Do You Hear what I Hear?!

DoyouhearOften times, we forget that hearing loss has an impact on more than just the person with the hearing loss. As Mark Ross, audiologist, said, “When someone in the family has a hearing loss, the entire family has a hearing problem.” Family members, spouses and friends are equally affected and frequently, these people hold the crucial responsibility of getting an individual to take action against their hearing loss. A recent study revealed that more than half of first-time hearing aid users were influenced by the remarks and concerns of family members.

Often people think that hearing aids or cochlear implants are going to magically make everything better. While both can improve a person’s ability to hear communication breakdowns and misunderstandings are still likely. It takes work from both sides of the conversation to be prepared and ready to repair the message. Communication is a two-way street. If only one person shoulders the burden, this could result in poor communication, bad feelings, impatience, frustration, resentment or even guilt. If family members and the individual with hearing loss play an active role in the communication interactions, these scenarios and ill feelings can be avoided.

With the holiday season right around the corner, we may be around large groups of people, some who may have hearing loss. In situations where hearing is already difficult, here are some quick and easy tips for communicating better with individuals who have hearing loss:

  1. Get the person’s attention before you speak.
  2. Don’t shout! Speak clearly and at a moderate pace.
  3. Avoid noisy background situations.
  4. Rephrase when you are not understood.
  5. Give clues when changing the subject.
  6. Use facial expressions and gestures.
  7. Do not have objects in front of your face or mouth.
  8. Be patient, positive and empathetic!

If you are the individual with hearing loss, do your part as well by following these tips:

  1. Don’t bluff. Let others know when you are unable to follow the conversation.
  2. Be assertive and pay attention to the speaker.
  3. Provide feedback to your communication partner that you understand them.
  4. Anticipate difficult listening situations by minimizing background noise and increasing access to visual cues.
  5. Be patient and appreciative.

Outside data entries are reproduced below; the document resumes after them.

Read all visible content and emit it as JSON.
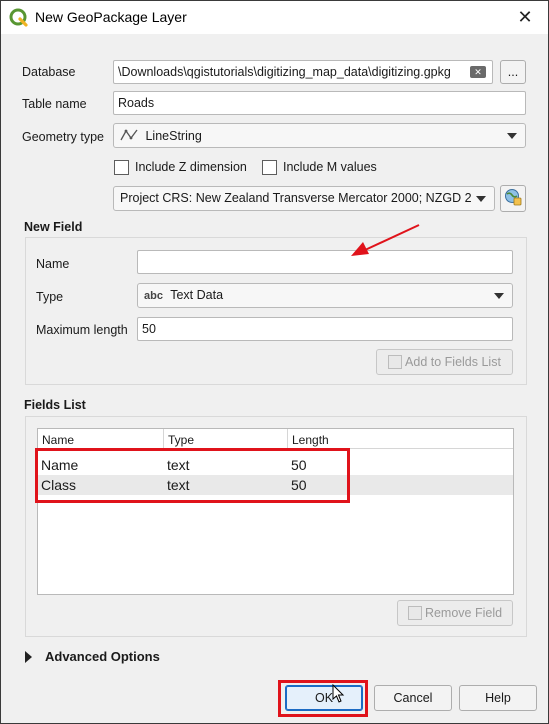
{
  "window": {
    "title": "New GeoPackage Layer"
  },
  "form": {
    "database_label": "Database",
    "database_value": "\\Downloads\\qgistutorials\\digitizing_map_data\\digitizing.gpkg",
    "browse_label": "...",
    "table_name_label": "Table name",
    "table_name_value": "Roads",
    "geometry_type_label": "Geometry type",
    "geometry_type_value": "LineString",
    "include_z_label": "Include Z dimension",
    "include_m_label": "Include M values",
    "crs_value": "Project CRS: New Zealand Transverse Mercator 2000; NZGD 2"
  },
  "new_field": {
    "title": "New Field",
    "name_label": "Name",
    "name_value": "",
    "type_label": "Type",
    "type_prefix": "abc",
    "type_value": "Text Data",
    "max_length_label": "Maximum length",
    "max_length_value": "50",
    "add_button_label": "Add to Fields List"
  },
  "fields_list": {
    "title": "Fields List",
    "columns": [
      "Name",
      "Type",
      "Length"
    ],
    "rows": [
      {
        "name": "Name",
        "type": "text",
        "length": "50"
      },
      {
        "name": "Class",
        "type": "text",
        "length": "50"
      }
    ],
    "remove_button_label": "Remove Field"
  },
  "advanced": {
    "label": "Advanced Options"
  },
  "footer": {
    "ok_label": "OK",
    "cancel_label": "Cancel",
    "help_label": "Help"
  },
  "colors": {
    "annotation_red": "#e0131b",
    "qgis_green": "#6aa84f"
  }
}
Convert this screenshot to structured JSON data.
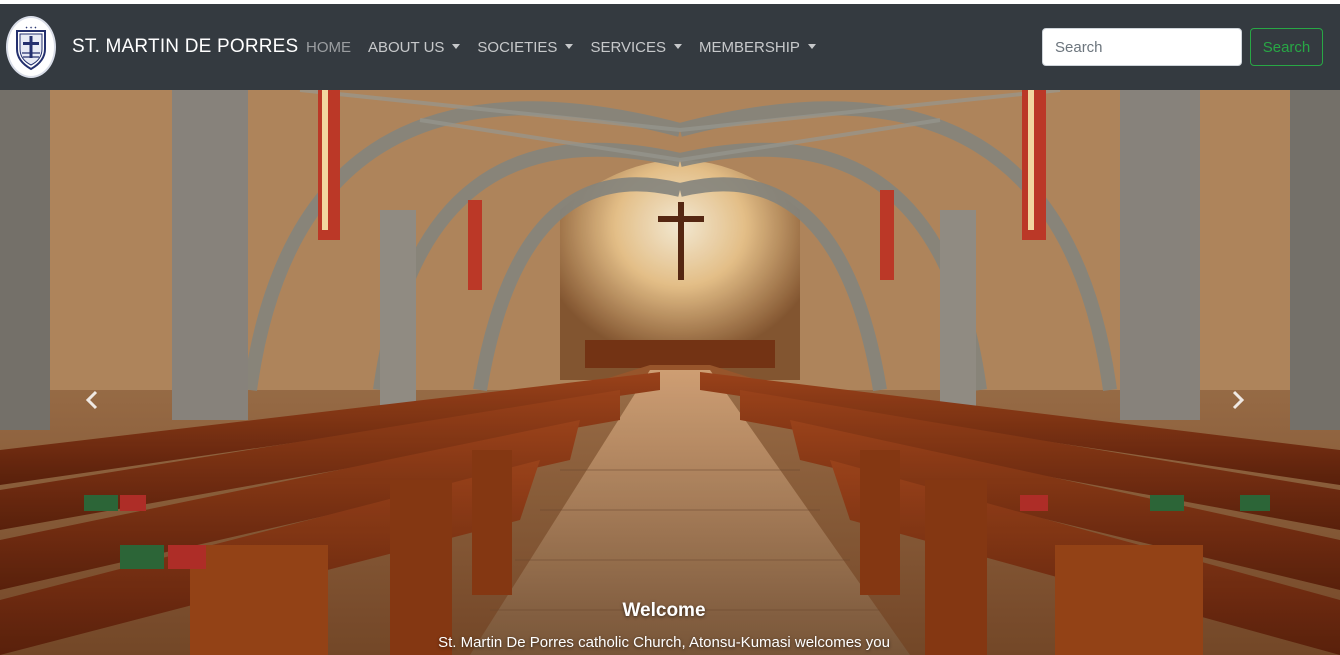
{
  "brand": {
    "name": "ST. MARTIN DE PORRES",
    "logo_icon": "church-crest-logo"
  },
  "nav": {
    "items": [
      {
        "label": "HOME",
        "active": true,
        "dropdown": false
      },
      {
        "label": "ABOUT US",
        "active": false,
        "dropdown": true
      },
      {
        "label": "SOCIETIES",
        "active": false,
        "dropdown": true
      },
      {
        "label": "SERVICES",
        "active": false,
        "dropdown": true
      },
      {
        "label": "MEMBERSHIP",
        "active": false,
        "dropdown": true
      }
    ]
  },
  "search": {
    "placeholder": "Search",
    "value": "",
    "button_label": "Search"
  },
  "carousel": {
    "prev_icon": "chevron-left-icon",
    "next_icon": "chevron-right-icon",
    "slide": {
      "image": "church-interior-with-pews",
      "caption_title": "Welcome",
      "caption_text": "St. Martin De Porres catholic Church, Atonsu-Kumasi welcomes you"
    }
  },
  "colors": {
    "navbar": "#343a40",
    "search_button": "#28a745"
  }
}
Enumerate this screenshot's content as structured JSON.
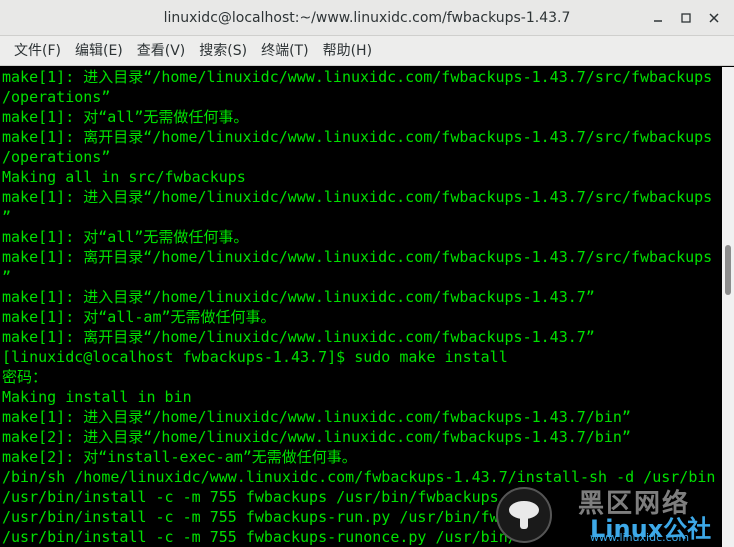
{
  "window": {
    "title": "linuxidc@localhost:~/www.linuxidc.com/fwbackups-1.43.7",
    "minimize_icon": "minimize-icon",
    "maximize_icon": "maximize-icon",
    "close_icon": "close-icon"
  },
  "menu": {
    "items": [
      {
        "label": "文件(F)"
      },
      {
        "label": "编辑(E)"
      },
      {
        "label": "查看(V)"
      },
      {
        "label": "搜索(S)"
      },
      {
        "label": "终端(T)"
      },
      {
        "label": "帮助(H)"
      }
    ]
  },
  "terminal": {
    "lines": [
      "make[1]: 进入目录“/home/linuxidc/www.linuxidc.com/fwbackups-1.43.7/src/fwbackups",
      "/operations”",
      "make[1]: 对“all”无需做任何事。",
      "make[1]: 离开目录“/home/linuxidc/www.linuxidc.com/fwbackups-1.43.7/src/fwbackups",
      "/operations”",
      "Making all in src/fwbackups",
      "make[1]: 进入目录“/home/linuxidc/www.linuxidc.com/fwbackups-1.43.7/src/fwbackups",
      "”",
      "make[1]: 对“all”无需做任何事。",
      "make[1]: 离开目录“/home/linuxidc/www.linuxidc.com/fwbackups-1.43.7/src/fwbackups",
      "”",
      "make[1]: 进入目录“/home/linuxidc/www.linuxidc.com/fwbackups-1.43.7”",
      "make[1]: 对“all-am”无需做任何事。",
      "make[1]: 离开目录“/home/linuxidc/www.linuxidc.com/fwbackups-1.43.7”",
      "[linuxidc@localhost fwbackups-1.43.7]$ sudo make install",
      "密码：",
      "Making install in bin",
      "make[1]: 进入目录“/home/linuxidc/www.linuxidc.com/fwbackups-1.43.7/bin”",
      "make[2]: 进入目录“/home/linuxidc/www.linuxidc.com/fwbackups-1.43.7/bin”",
      "make[2]: 对“install-exec-am”无需做任何事。",
      "/bin/sh /home/linuxidc/www.linuxidc.com/fwbackups-1.43.7/install-sh -d /usr/bin",
      "/usr/bin/install -c -m 755 fwbackups /usr/bin/fwbackups",
      "/usr/bin/install -c -m 755 fwbackups-run.py /usr/bin/fwb",
      "/usr/bin/install -c -m 755 fwbackups-runonce.py /usr/bin/"
    ]
  },
  "watermark": {
    "chinese": "黑区网络",
    "brand": "Linux公社",
    "site": "www.linuxidc.com"
  },
  "colors": {
    "terminal_fg": "#00e000",
    "terminal_bg": "#000000",
    "titlebar_bg": "#e8e8e7"
  }
}
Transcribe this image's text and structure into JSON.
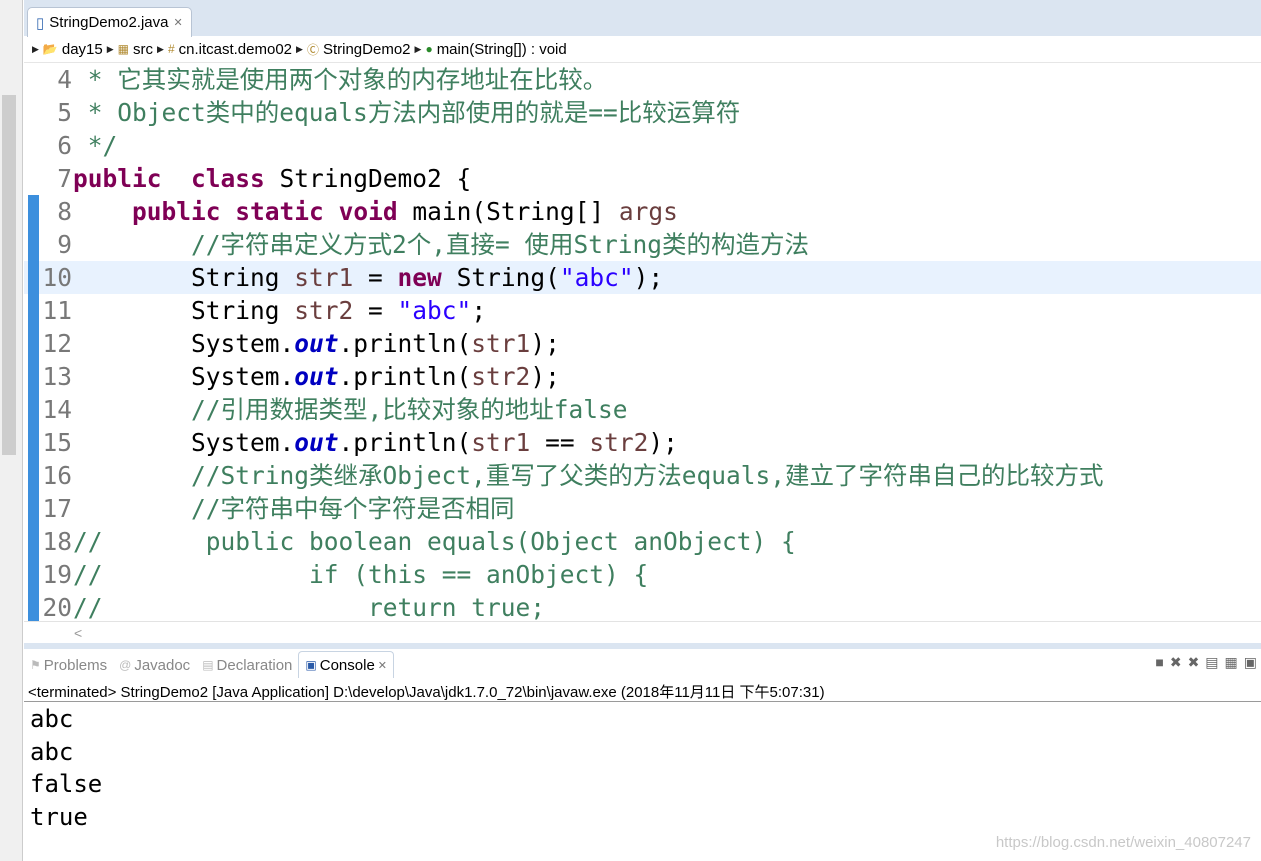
{
  "editor_tab": {
    "title": "StringDemo2.java",
    "close": "✕"
  },
  "breadcrumb": [
    "day15",
    "src",
    "cn.itcast.demo02",
    "StringDemo2",
    "main(String[]) : void"
  ],
  "code_lines": [
    {
      "n": "4",
      "parts": [
        [
          "cm",
          " * 它其实就是使用两个对象的内存地址在比较。"
        ]
      ]
    },
    {
      "n": "5",
      "parts": [
        [
          "cm",
          " * Object类中的equals方法内部使用的就是==比较运算符"
        ]
      ]
    },
    {
      "n": "6",
      "parts": [
        [
          "cm",
          " */"
        ]
      ]
    },
    {
      "n": "7",
      "parts": [
        [
          "kw",
          "public"
        ],
        [
          "",
          "  "
        ],
        [
          "kw",
          "class"
        ],
        [
          "",
          " StringDemo2 {"
        ]
      ]
    },
    {
      "n": "8",
      "parts": [
        [
          "",
          "    "
        ],
        [
          "kw",
          "public"
        ],
        [
          "",
          " "
        ],
        [
          "kw",
          "static"
        ],
        [
          "",
          " "
        ],
        [
          "kw",
          "void"
        ],
        [
          "",
          " main(String[] "
        ],
        [
          "vr",
          "args"
        ],
        [
          ") {"
        ]
      ]
    },
    {
      "n": "9",
      "parts": [
        [
          "",
          "        "
        ],
        [
          "cm",
          "//字符串定义方式2个,直接= 使用String类的构造方法"
        ]
      ]
    },
    {
      "n": "10",
      "parts": [
        [
          "",
          "        String "
        ],
        [
          "vr",
          "str1"
        ],
        [
          "",
          " = "
        ],
        [
          "kw",
          "new"
        ],
        [
          "",
          " String("
        ],
        [
          "st",
          "\"abc\""
        ],
        [
          "",
          ");"
        ]
      ]
    },
    {
      "n": "11",
      "parts": [
        [
          "",
          "        String "
        ],
        [
          "vr",
          "str2"
        ],
        [
          "",
          " = "
        ],
        [
          "st",
          "\"abc\""
        ],
        [
          "",
          ";"
        ]
      ]
    },
    {
      "n": "12",
      "parts": [
        [
          "",
          "        System."
        ],
        [
          "fd",
          "out"
        ],
        [
          "",
          ".println("
        ],
        [
          "vr",
          "str1"
        ],
        [
          "",
          ");"
        ]
      ]
    },
    {
      "n": "13",
      "parts": [
        [
          "",
          "        System."
        ],
        [
          "fd",
          "out"
        ],
        [
          "",
          ".println("
        ],
        [
          "vr",
          "str2"
        ],
        [
          "",
          ");"
        ]
      ]
    },
    {
      "n": "14",
      "parts": [
        [
          "",
          "        "
        ],
        [
          "cm",
          "//引用数据类型,比较对象的地址false"
        ]
      ]
    },
    {
      "n": "15",
      "parts": [
        [
          "",
          "        System."
        ],
        [
          "fd",
          "out"
        ],
        [
          "",
          ".println("
        ],
        [
          "vr",
          "str1"
        ],
        [
          "",
          " == "
        ],
        [
          "vr",
          "str2"
        ],
        [
          "",
          ");"
        ]
      ]
    },
    {
      "n": "16",
      "parts": [
        [
          "",
          "        "
        ],
        [
          "cm",
          "//String类继承Object,重写了父类的方法equals,建立了字符串自己的比较方式"
        ]
      ]
    },
    {
      "n": "17",
      "parts": [
        [
          "",
          "        "
        ],
        [
          "cm",
          "//字符串中每个字符是否相同"
        ]
      ]
    },
    {
      "n": "18",
      "parts": [
        [
          "cm",
          "//       public boolean equals(Object anObject) {"
        ]
      ]
    },
    {
      "n": "19",
      "parts": [
        [
          "cm",
          "//              if (this == anObject) {"
        ]
      ]
    },
    {
      "n": "20",
      "parts": [
        [
          "cm",
          "//                  return true;"
        ]
      ]
    }
  ],
  "current_line": "10",
  "console": {
    "tabs": [
      "Problems",
      "Javadoc",
      "Declaration",
      "Console"
    ],
    "active": "Console",
    "status": "<terminated> StringDemo2 [Java Application] D:\\develop\\Java\\jdk1.7.0_72\\bin\\javaw.exe (2018年11月11日 下午5:07:31)",
    "output": [
      "abc",
      "abc",
      "false",
      "true"
    ]
  },
  "watermark": "https://blog.csdn.net/weixin_40807247"
}
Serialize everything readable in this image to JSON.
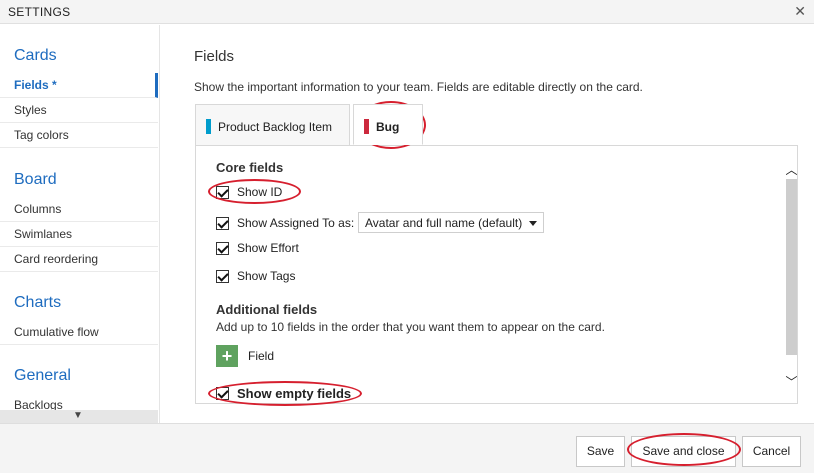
{
  "window": {
    "title": "SETTINGS",
    "close_icon": "close-icon"
  },
  "sidebar": {
    "sections": [
      {
        "title": "Cards",
        "items": [
          {
            "label": "Fields *",
            "active": true
          },
          {
            "label": "Styles"
          },
          {
            "label": "Tag colors"
          }
        ]
      },
      {
        "title": "Board",
        "items": [
          {
            "label": "Columns"
          },
          {
            "label": "Swimlanes"
          },
          {
            "label": "Card reordering"
          }
        ]
      },
      {
        "title": "Charts",
        "items": [
          {
            "label": "Cumulative flow"
          }
        ]
      },
      {
        "title": "General",
        "items": [
          {
            "label": "Backlogs"
          }
        ]
      }
    ],
    "scroll_icon": "chevron-down-icon"
  },
  "main": {
    "title": "Fields",
    "description": "Show the important information to your team. Fields are editable directly on the card.",
    "tabs": [
      {
        "label": "Product Backlog Item",
        "color": "#009ccc"
      },
      {
        "label": "Bug",
        "color": "#cc293d",
        "selected": true
      }
    ],
    "core_fields": {
      "title": "Core fields",
      "items": [
        {
          "label": "Show ID",
          "checked": true
        },
        {
          "label": "Show Assigned To as:",
          "checked": true,
          "select_value": "Avatar and full name (default)"
        },
        {
          "label": "Show Effort",
          "checked": true
        },
        {
          "label": "Show Tags",
          "checked": true
        }
      ]
    },
    "additional_fields": {
      "title": "Additional fields",
      "description": "Add up to 10 fields in the order that you want them to appear on the card.",
      "add_label": "Field",
      "add_icon": "plus-icon"
    },
    "show_empty": {
      "label": "Show empty fields",
      "checked": true
    }
  },
  "footer": {
    "save": "Save",
    "save_close": "Save and close",
    "cancel": "Cancel"
  },
  "colors": {
    "accent": "#1e6cbf",
    "annotation": "#d61f2e",
    "add_button": "#5fa25f"
  }
}
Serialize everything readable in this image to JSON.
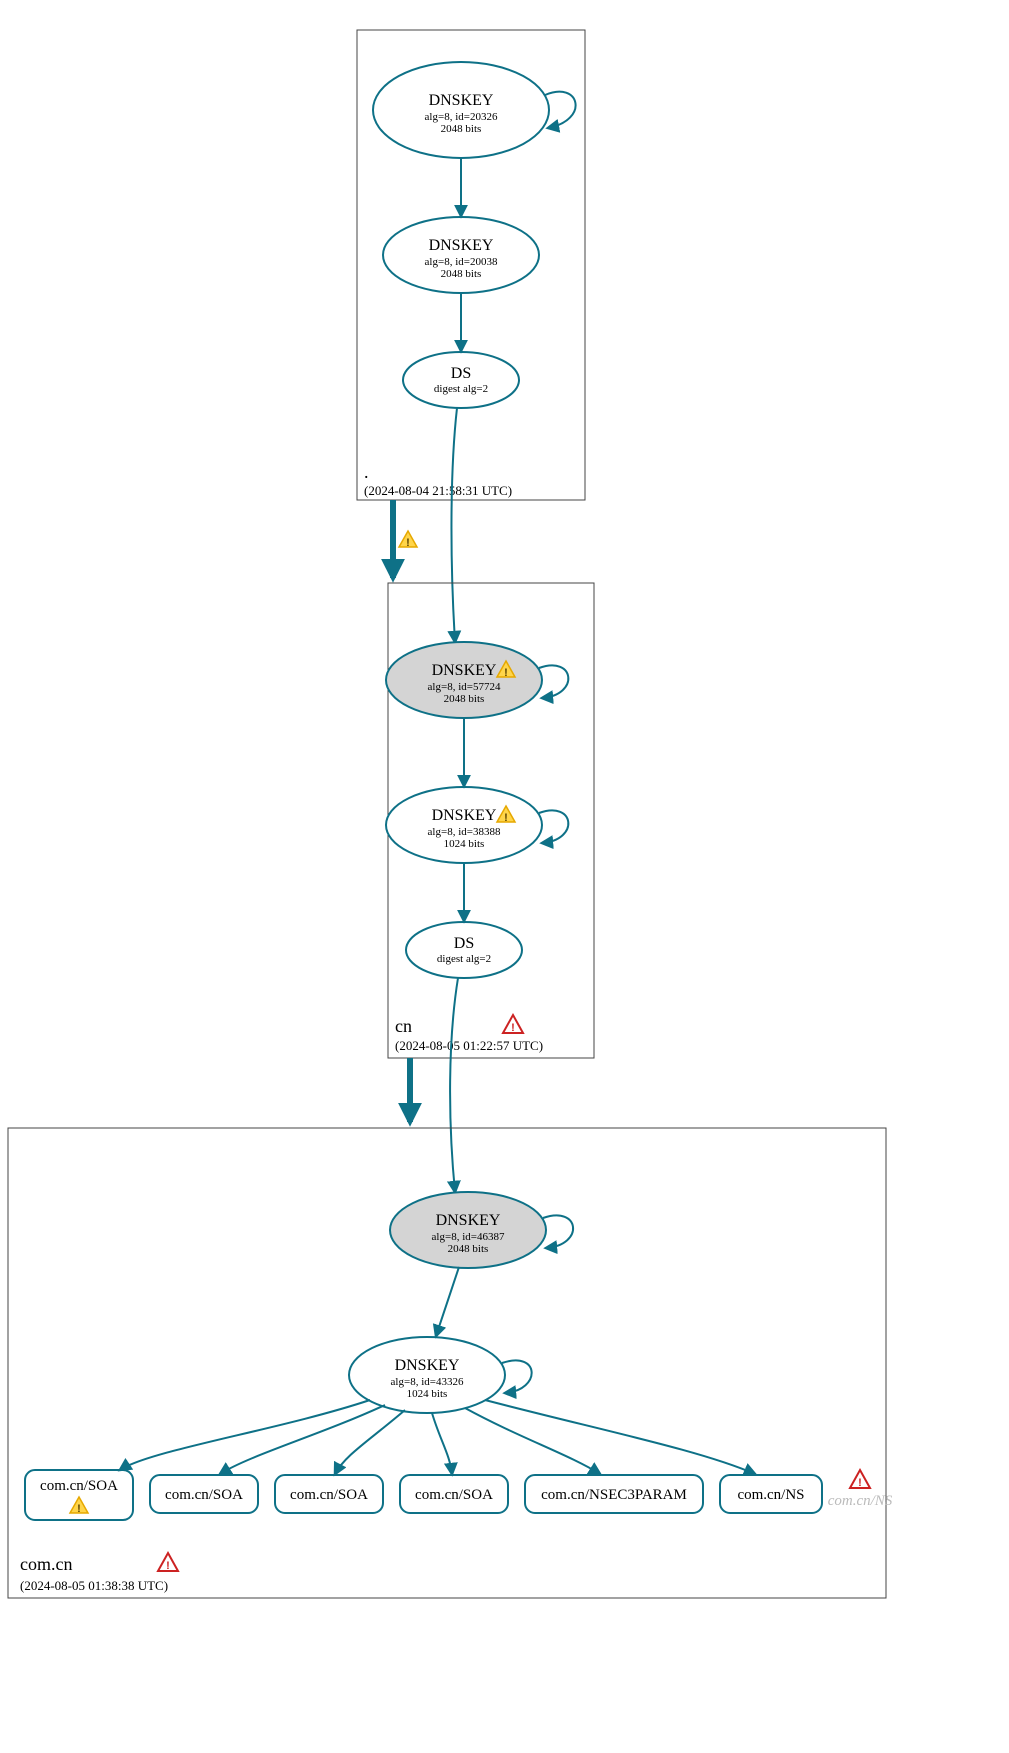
{
  "zones": {
    "root": {
      "label": ".",
      "timestamp": "(2024-08-04 21:58:31 UTC)"
    },
    "cn": {
      "label": "cn",
      "timestamp": "(2024-08-05 01:22:57 UTC)"
    },
    "comcn": {
      "label": "com.cn",
      "timestamp": "(2024-08-05 01:38:38 UTC)"
    }
  },
  "nodes": {
    "root_ksk": {
      "title": "DNSKEY",
      "l1": "alg=8, id=20326",
      "l2": "2048 bits"
    },
    "root_zsk": {
      "title": "DNSKEY",
      "l1": "alg=8, id=20038",
      "l2": "2048 bits"
    },
    "root_ds": {
      "title": "DS",
      "l1": "digest alg=2",
      "l2": ""
    },
    "cn_ksk": {
      "title": "DNSKEY",
      "l1": "alg=8, id=57724",
      "l2": "2048 bits",
      "warn": true
    },
    "cn_zsk": {
      "title": "DNSKEY",
      "l1": "alg=8, id=38388",
      "l2": "1024 bits",
      "warn": true
    },
    "cn_ds": {
      "title": "DS",
      "l1": "digest alg=2",
      "l2": ""
    },
    "comcn_ksk": {
      "title": "DNSKEY",
      "l1": "alg=8, id=46387",
      "l2": "2048 bits"
    },
    "comcn_zsk": {
      "title": "DNSKEY",
      "l1": "alg=8, id=43326",
      "l2": "1024 bits"
    }
  },
  "rrsets": {
    "r1": {
      "label": "com.cn/SOA",
      "warn": true
    },
    "r2": {
      "label": "com.cn/SOA"
    },
    "r3": {
      "label": "com.cn/SOA"
    },
    "r4": {
      "label": "com.cn/SOA"
    },
    "r5": {
      "label": "com.cn/NSEC3PARAM"
    },
    "r6": {
      "label": "com.cn/NS"
    },
    "r7": {
      "label": "com.cn/NS",
      "missing": true,
      "error": true
    }
  },
  "colors": {
    "stroke": "#0e7187",
    "ksk_fill": "#d4d4d4"
  }
}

By Dr. Kendra Neugebauer

Audiologist at Avera Sacred Heart Hospital